• Problem: Produce the same data once more, line for line.

START Data for analysis

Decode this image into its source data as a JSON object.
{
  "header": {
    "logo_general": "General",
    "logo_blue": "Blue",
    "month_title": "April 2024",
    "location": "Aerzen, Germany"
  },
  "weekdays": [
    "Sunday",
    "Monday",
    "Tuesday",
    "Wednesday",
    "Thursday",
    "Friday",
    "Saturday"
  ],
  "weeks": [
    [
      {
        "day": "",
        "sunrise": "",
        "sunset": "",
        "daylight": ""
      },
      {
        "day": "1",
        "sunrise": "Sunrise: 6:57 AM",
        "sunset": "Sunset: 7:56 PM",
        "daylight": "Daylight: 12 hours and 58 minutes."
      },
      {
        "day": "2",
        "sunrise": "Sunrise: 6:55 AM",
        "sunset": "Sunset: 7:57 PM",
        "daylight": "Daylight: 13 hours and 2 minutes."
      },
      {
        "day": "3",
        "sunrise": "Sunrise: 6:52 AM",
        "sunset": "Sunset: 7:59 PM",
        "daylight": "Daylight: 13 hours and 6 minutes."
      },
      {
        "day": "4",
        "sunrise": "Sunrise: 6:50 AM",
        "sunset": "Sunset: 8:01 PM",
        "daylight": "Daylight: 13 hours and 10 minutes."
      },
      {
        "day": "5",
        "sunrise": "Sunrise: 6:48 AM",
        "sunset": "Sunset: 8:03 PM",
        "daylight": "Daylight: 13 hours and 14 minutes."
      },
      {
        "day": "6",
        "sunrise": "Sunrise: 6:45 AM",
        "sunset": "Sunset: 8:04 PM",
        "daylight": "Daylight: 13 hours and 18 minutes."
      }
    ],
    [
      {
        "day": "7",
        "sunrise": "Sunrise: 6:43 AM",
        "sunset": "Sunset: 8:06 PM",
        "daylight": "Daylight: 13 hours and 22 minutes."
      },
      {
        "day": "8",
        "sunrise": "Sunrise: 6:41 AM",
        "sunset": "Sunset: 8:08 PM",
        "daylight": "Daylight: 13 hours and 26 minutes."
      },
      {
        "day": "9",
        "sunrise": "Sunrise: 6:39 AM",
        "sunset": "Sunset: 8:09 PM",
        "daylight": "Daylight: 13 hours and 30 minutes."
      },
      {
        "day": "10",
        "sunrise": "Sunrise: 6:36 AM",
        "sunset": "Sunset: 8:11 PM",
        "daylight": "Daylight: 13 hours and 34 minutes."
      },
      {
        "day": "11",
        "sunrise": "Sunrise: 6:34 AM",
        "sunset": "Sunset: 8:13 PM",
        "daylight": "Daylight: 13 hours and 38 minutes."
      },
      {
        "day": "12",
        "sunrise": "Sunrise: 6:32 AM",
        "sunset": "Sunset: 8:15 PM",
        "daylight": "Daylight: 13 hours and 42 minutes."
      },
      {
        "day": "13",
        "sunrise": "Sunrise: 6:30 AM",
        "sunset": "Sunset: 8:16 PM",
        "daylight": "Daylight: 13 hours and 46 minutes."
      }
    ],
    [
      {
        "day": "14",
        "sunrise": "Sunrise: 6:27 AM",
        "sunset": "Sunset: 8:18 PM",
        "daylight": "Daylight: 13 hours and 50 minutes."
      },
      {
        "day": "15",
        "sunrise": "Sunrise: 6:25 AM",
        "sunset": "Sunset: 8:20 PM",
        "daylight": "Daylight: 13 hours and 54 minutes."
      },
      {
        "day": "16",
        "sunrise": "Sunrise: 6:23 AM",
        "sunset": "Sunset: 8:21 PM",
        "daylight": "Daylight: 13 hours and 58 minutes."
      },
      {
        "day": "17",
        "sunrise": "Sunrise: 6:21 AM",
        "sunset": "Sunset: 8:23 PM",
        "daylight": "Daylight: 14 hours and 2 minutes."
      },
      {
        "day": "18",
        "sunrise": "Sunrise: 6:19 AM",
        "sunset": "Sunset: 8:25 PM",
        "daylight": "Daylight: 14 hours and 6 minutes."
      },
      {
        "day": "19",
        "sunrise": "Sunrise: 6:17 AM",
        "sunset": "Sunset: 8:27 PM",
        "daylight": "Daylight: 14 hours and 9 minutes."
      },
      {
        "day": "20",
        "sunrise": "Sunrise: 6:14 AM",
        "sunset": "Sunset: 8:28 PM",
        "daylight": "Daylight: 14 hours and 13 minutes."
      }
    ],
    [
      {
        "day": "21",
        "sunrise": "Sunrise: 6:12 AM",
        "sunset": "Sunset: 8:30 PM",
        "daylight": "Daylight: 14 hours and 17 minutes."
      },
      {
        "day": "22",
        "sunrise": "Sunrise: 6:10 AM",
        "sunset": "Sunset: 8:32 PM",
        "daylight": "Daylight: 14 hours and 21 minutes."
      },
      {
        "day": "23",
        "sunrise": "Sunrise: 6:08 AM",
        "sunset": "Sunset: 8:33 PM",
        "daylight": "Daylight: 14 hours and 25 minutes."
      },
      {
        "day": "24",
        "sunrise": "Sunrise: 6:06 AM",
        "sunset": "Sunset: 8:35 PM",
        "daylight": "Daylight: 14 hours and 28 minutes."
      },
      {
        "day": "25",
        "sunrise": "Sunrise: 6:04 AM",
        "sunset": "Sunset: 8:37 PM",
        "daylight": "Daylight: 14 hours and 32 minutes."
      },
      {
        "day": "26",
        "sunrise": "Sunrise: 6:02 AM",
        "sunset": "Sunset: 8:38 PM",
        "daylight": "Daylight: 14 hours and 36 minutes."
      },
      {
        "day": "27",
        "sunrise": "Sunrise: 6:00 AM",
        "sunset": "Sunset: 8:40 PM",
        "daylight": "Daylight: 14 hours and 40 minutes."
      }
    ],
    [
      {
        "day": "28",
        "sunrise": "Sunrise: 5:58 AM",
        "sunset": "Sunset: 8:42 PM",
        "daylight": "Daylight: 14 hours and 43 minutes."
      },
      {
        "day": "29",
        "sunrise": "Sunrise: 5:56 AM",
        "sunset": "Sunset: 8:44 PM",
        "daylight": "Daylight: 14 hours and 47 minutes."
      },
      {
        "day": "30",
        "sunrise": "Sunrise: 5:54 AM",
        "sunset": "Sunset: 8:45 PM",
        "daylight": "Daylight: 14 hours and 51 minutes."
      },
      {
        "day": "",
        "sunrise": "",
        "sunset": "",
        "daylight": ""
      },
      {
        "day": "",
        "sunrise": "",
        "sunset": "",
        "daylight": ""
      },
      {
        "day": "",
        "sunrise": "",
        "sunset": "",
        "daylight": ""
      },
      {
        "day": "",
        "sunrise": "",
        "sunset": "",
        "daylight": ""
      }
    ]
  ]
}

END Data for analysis

• Output of the task:
Decode this image into its source data as a JSON object.
{
  "header": {
    "logo_general": "General",
    "logo_blue": "Blue",
    "month_title": "April 2024",
    "location": "Aerzen, Germany"
  },
  "weekdays": [
    "Sunday",
    "Monday",
    "Tuesday",
    "Wednesday",
    "Thursday",
    "Friday",
    "Saturday"
  ],
  "weeks": [
    [
      {
        "day": "",
        "sunrise": "",
        "sunset": "",
        "daylight": ""
      },
      {
        "day": "1",
        "sunrise": "Sunrise: 6:57 AM",
        "sunset": "Sunset: 7:56 PM",
        "daylight": "Daylight: 12 hours and 58 minutes."
      },
      {
        "day": "2",
        "sunrise": "Sunrise: 6:55 AM",
        "sunset": "Sunset: 7:57 PM",
        "daylight": "Daylight: 13 hours and 2 minutes."
      },
      {
        "day": "3",
        "sunrise": "Sunrise: 6:52 AM",
        "sunset": "Sunset: 7:59 PM",
        "daylight": "Daylight: 13 hours and 6 minutes."
      },
      {
        "day": "4",
        "sunrise": "Sunrise: 6:50 AM",
        "sunset": "Sunset: 8:01 PM",
        "daylight": "Daylight: 13 hours and 10 minutes."
      },
      {
        "day": "5",
        "sunrise": "Sunrise: 6:48 AM",
        "sunset": "Sunset: 8:03 PM",
        "daylight": "Daylight: 13 hours and 14 minutes."
      },
      {
        "day": "6",
        "sunrise": "Sunrise: 6:45 AM",
        "sunset": "Sunset: 8:04 PM",
        "daylight": "Daylight: 13 hours and 18 minutes."
      }
    ],
    [
      {
        "day": "7",
        "sunrise": "Sunrise: 6:43 AM",
        "sunset": "Sunset: 8:06 PM",
        "daylight": "Daylight: 13 hours and 22 minutes."
      },
      {
        "day": "8",
        "sunrise": "Sunrise: 6:41 AM",
        "sunset": "Sunset: 8:08 PM",
        "daylight": "Daylight: 13 hours and 26 minutes."
      },
      {
        "day": "9",
        "sunrise": "Sunrise: 6:39 AM",
        "sunset": "Sunset: 8:09 PM",
        "daylight": "Daylight: 13 hours and 30 minutes."
      },
      {
        "day": "10",
        "sunrise": "Sunrise: 6:36 AM",
        "sunset": "Sunset: 8:11 PM",
        "daylight": "Daylight: 13 hours and 34 minutes."
      },
      {
        "day": "11",
        "sunrise": "Sunrise: 6:34 AM",
        "sunset": "Sunset: 8:13 PM",
        "daylight": "Daylight: 13 hours and 38 minutes."
      },
      {
        "day": "12",
        "sunrise": "Sunrise: 6:32 AM",
        "sunset": "Sunset: 8:15 PM",
        "daylight": "Daylight: 13 hours and 42 minutes."
      },
      {
        "day": "13",
        "sunrise": "Sunrise: 6:30 AM",
        "sunset": "Sunset: 8:16 PM",
        "daylight": "Daylight: 13 hours and 46 minutes."
      }
    ],
    [
      {
        "day": "14",
        "sunrise": "Sunrise: 6:27 AM",
        "sunset": "Sunset: 8:18 PM",
        "daylight": "Daylight: 13 hours and 50 minutes."
      },
      {
        "day": "15",
        "sunrise": "Sunrise: 6:25 AM",
        "sunset": "Sunset: 8:20 PM",
        "daylight": "Daylight: 13 hours and 54 minutes."
      },
      {
        "day": "16",
        "sunrise": "Sunrise: 6:23 AM",
        "sunset": "Sunset: 8:21 PM",
        "daylight": "Daylight: 13 hours and 58 minutes."
      },
      {
        "day": "17",
        "sunrise": "Sunrise: 6:21 AM",
        "sunset": "Sunset: 8:23 PM",
        "daylight": "Daylight: 14 hours and 2 minutes."
      },
      {
        "day": "18",
        "sunrise": "Sunrise: 6:19 AM",
        "sunset": "Sunset: 8:25 PM",
        "daylight": "Daylight: 14 hours and 6 minutes."
      },
      {
        "day": "19",
        "sunrise": "Sunrise: 6:17 AM",
        "sunset": "Sunset: 8:27 PM",
        "daylight": "Daylight: 14 hours and 9 minutes."
      },
      {
        "day": "20",
        "sunrise": "Sunrise: 6:14 AM",
        "sunset": "Sunset: 8:28 PM",
        "daylight": "Daylight: 14 hours and 13 minutes."
      }
    ],
    [
      {
        "day": "21",
        "sunrise": "Sunrise: 6:12 AM",
        "sunset": "Sunset: 8:30 PM",
        "daylight": "Daylight: 14 hours and 17 minutes."
      },
      {
        "day": "22",
        "sunrise": "Sunrise: 6:10 AM",
        "sunset": "Sunset: 8:32 PM",
        "daylight": "Daylight: 14 hours and 21 minutes."
      },
      {
        "day": "23",
        "sunrise": "Sunrise: 6:08 AM",
        "sunset": "Sunset: 8:33 PM",
        "daylight": "Daylight: 14 hours and 25 minutes."
      },
      {
        "day": "24",
        "sunrise": "Sunrise: 6:06 AM",
        "sunset": "Sunset: 8:35 PM",
        "daylight": "Daylight: 14 hours and 28 minutes."
      },
      {
        "day": "25",
        "sunrise": "Sunrise: 6:04 AM",
        "sunset": "Sunset: 8:37 PM",
        "daylight": "Daylight: 14 hours and 32 minutes."
      },
      {
        "day": "26",
        "sunrise": "Sunrise: 6:02 AM",
        "sunset": "Sunset: 8:38 PM",
        "daylight": "Daylight: 14 hours and 36 minutes."
      },
      {
        "day": "27",
        "sunrise": "Sunrise: 6:00 AM",
        "sunset": "Sunset: 8:40 PM",
        "daylight": "Daylight: 14 hours and 40 minutes."
      }
    ],
    [
      {
        "day": "28",
        "sunrise": "Sunrise: 5:58 AM",
        "sunset": "Sunset: 8:42 PM",
        "daylight": "Daylight: 14 hours and 43 minutes."
      },
      {
        "day": "29",
        "sunrise": "Sunrise: 5:56 AM",
        "sunset": "Sunset: 8:44 PM",
        "daylight": "Daylight: 14 hours and 47 minutes."
      },
      {
        "day": "30",
        "sunrise": "Sunrise: 5:54 AM",
        "sunset": "Sunset: 8:45 PM",
        "daylight": "Daylight: 14 hours and 51 minutes."
      },
      {
        "day": "",
        "sunrise": "",
        "sunset": "",
        "daylight": ""
      },
      {
        "day": "",
        "sunrise": "",
        "sunset": "",
        "daylight": ""
      },
      {
        "day": "",
        "sunrise": "",
        "sunset": "",
        "daylight": ""
      },
      {
        "day": "",
        "sunrise": "",
        "sunset": "",
        "daylight": ""
      }
    ]
  ]
}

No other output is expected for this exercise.